Play Live Radio
Next Up:
0:00 0:00
Available On Air Stations

Proposed City Budget Has Increased Funding For Police, Firefighters, Roadways

cincinnati city hall
Jason Whitman

The pandemic caused shortfalls in the city budget that officials say could have resulted in "drastic cuts" to basic services and employee workforce. Federal funding from the American Rescue Plan, however, is a one-time allocation that will keep the budget stable. City officials released a proposed city budget Tuesday afternoon that they say focuses on fiscal stability. If passed, the budget would increase from $416 million to $461 million.

It prioritizes funding for public safety issues, roadways, 30 community council funding requests and human services.

The new fiscal year starts July 1, meaning City Council has until June 30 to approve a budget.

Here's a breakdown of some of the major points in the budget:

Increase Funding For Police, Fire Departments

Proposed funding for public safety services has increased from $272.8 million last fiscal year to $300.8 million.

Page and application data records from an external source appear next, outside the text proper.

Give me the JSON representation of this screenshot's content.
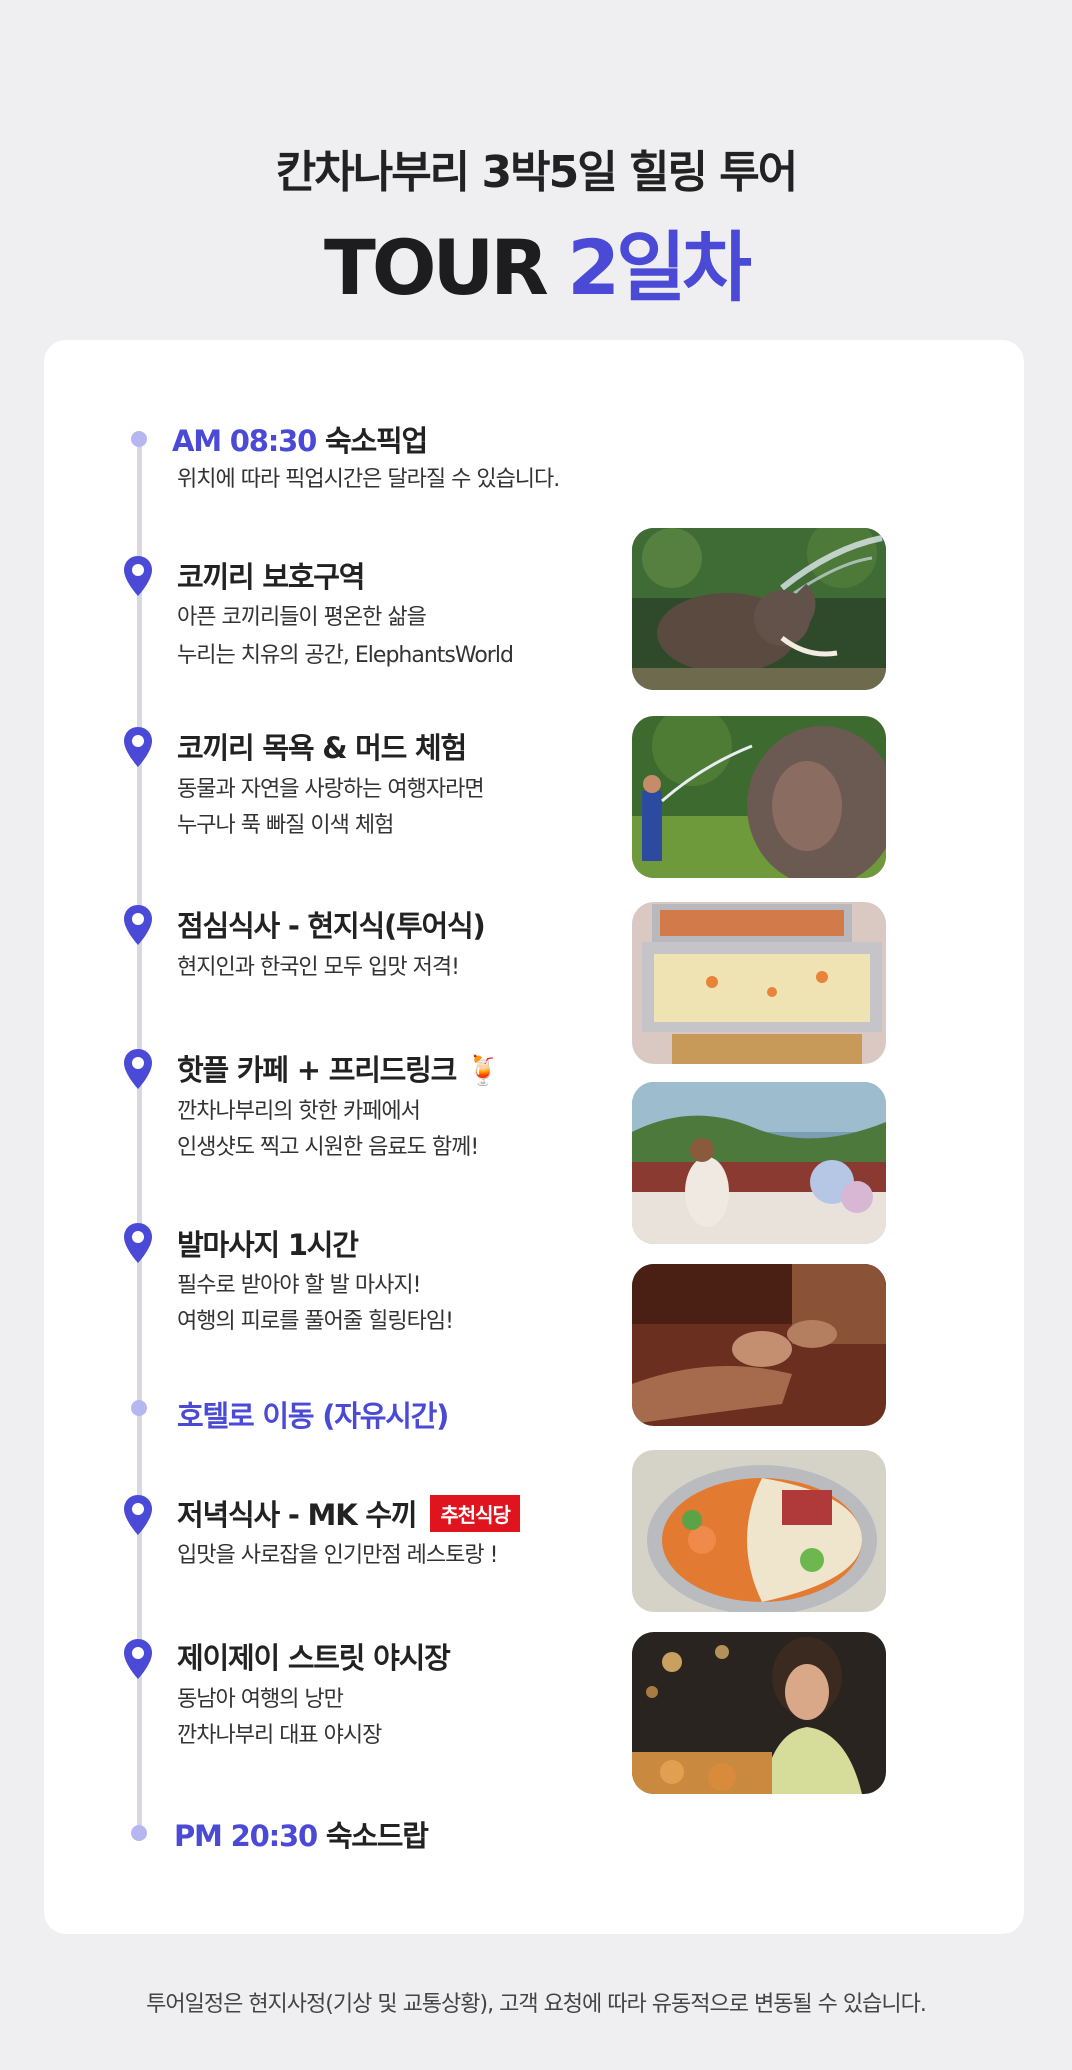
{
  "header": {
    "subtitle": "칸차나부리 3박5일 힐링 투어",
    "title_prefix": "TOUR",
    "title_accent": "2일차"
  },
  "timeline": {
    "pickup": {
      "time": "AM 08:30",
      "label": "숙소픽업",
      "desc": "위치에 따라 픽업시간은 달라질 수 있습니다."
    },
    "items": [
      {
        "title": "코끼리 보호구역",
        "desc1": "아픈 코끼리들이 평온한 삶을",
        "desc2": "누리는 치유의 공간, ElephantsWorld",
        "photo": "elephant-spraying-water"
      },
      {
        "title": "코끼리 목욕 & 머드 체험",
        "desc1": "동물과 자연을 사랑하는 여행자라면",
        "desc2": "누구나 푹 빠질 이색 체험",
        "photo": "elephant-bath"
      },
      {
        "title": "점심식사 - 현지식(투어식)",
        "desc1": "현지인과 한국인 모두 입맛 저격!",
        "desc2": "",
        "photo": "buffet-trays"
      },
      {
        "title": "핫플 카페 + 프리드링크",
        "emoji": "🍹",
        "desc1": "깐차나부리의 핫한 카페에서",
        "desc2": "인생샷도 찍고 시원한 음료도 함께!",
        "photo": "riverside-cafe"
      },
      {
        "title": "발마사지 1시간",
        "desc1": "필수로 받아야 할 발 마사지!",
        "desc2": "여행의 피로를 풀어줄 힐링타임!",
        "photo": "foot-massage"
      },
      {
        "title": "저녁식사 - MK 수끼",
        "badge": "추천식당",
        "desc1": "입맛을 사로잡을 인기만점 레스토랑 !",
        "desc2": "",
        "photo": "suki-hotpot"
      },
      {
        "title": "제이제이 스트릿 야시장",
        "desc1": "동남아 여행의 낭만",
        "desc2": "깐차나부리 대표 야시장",
        "photo": "night-market"
      }
    ],
    "hotel": "호텔로 이동 (자유시간)",
    "dropoff": {
      "time": "PM 20:30",
      "label": "숙소드랍"
    }
  },
  "footer": "투어일정은 현지사정(기상 및 교통상황), 고객 요청에 따라 유동적으로 변동될 수 있습니다.",
  "colors": {
    "accent": "#4a4ad6",
    "badge": "#e0141e",
    "dot": "#b6b7f0",
    "line": "#d8d8e2"
  }
}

That includes money for salary increases, as well as two new classes of firefighters and police officers after economic hold ups due to the pandemic delayed a planned recruiting class in 2021.

The money would also pay for a Gun Crimes Intelligence Center after the city saw historical levels of deadly gun violence in 2021. It will also fund more crime analysts on the body worn camera team.

Funding would also be allocated to the emergency communications center for more training and upgrades that include recording calls and screen captures.

It does not include funding for a new District 5 police headquarters station, which some council members advocated for earlier this year. 

Human Services

The city proposed to exceed its goal of providing 1.4% of the general fund to human services, instead allocating $8 million to human services.

During a round table Tuesday, officials said the increase was planned because of the many people still in need of pandemic-related assistance from the city's partner agencies.

The money would also fund a new Office of Human Services, which will be under the city manager. The office will be in charge of managing human services contacts throughout the city. It will also be a "touchpoint" for human services agencies in the city.

Roads, Pedestrian Safety

Road maintenance and pedestrian safety would get $16.2 million in funding from the new proposed budget. Officials said the money would go toward paving 44 lane miles and do preventative maintenance on 47 miles of roadway. The money also includes $750,000 for pedestrian safety initiatives and $400,000 for "street calming projects," like road humps.

Streetcar Budget

The city owns the streetcar, so it has to fund it. But exactly what that looks like is unclear for now.

The streetcar receives roughly $1.5 million annually from parking meters, $600,000 from parking citations, $900,000 in other funding, roughly $600,000 from the voluntary tax incentive contribution agreement, and grants.

The grants portion of the funding is still being worked on and, if there is a hole in funding for the streetcar, some general funds might be used to pay for it. Officials say funding for the streetcar is regularly presented separately from the entirety of the budget and may be available within the next week or so.

Water Rate Increases

The city is proposing a 3.75% increase to the water rate in 2022 and a 5.55% increase every year for the next four years. Officials said they're trying to ease the rate up as opposed to increasing it by 20% in a single year.

The increased funding goes toward replacing 1% of the city's main lines annually and replacing lead pipes near people's homes.

Opportunity For Public Comment 

Public hearings on the budget will take place in person at council chambers and via Zoom at 5 p.m. on June 3, 8 and 9.

Jolene Almendarez is the granddaughter of Mexican immigrants who came to San Antonio in the 1960s. She was raised in a military family and has always called the city home. She studied journalism at San Antonio College and earned a bachelor's degree in Journalism and Public Communications from the University of Alaska Anchorage. She's been a reporter in San Antonio and Castroville, Texas, and in Syracuse and Ithaca, New York.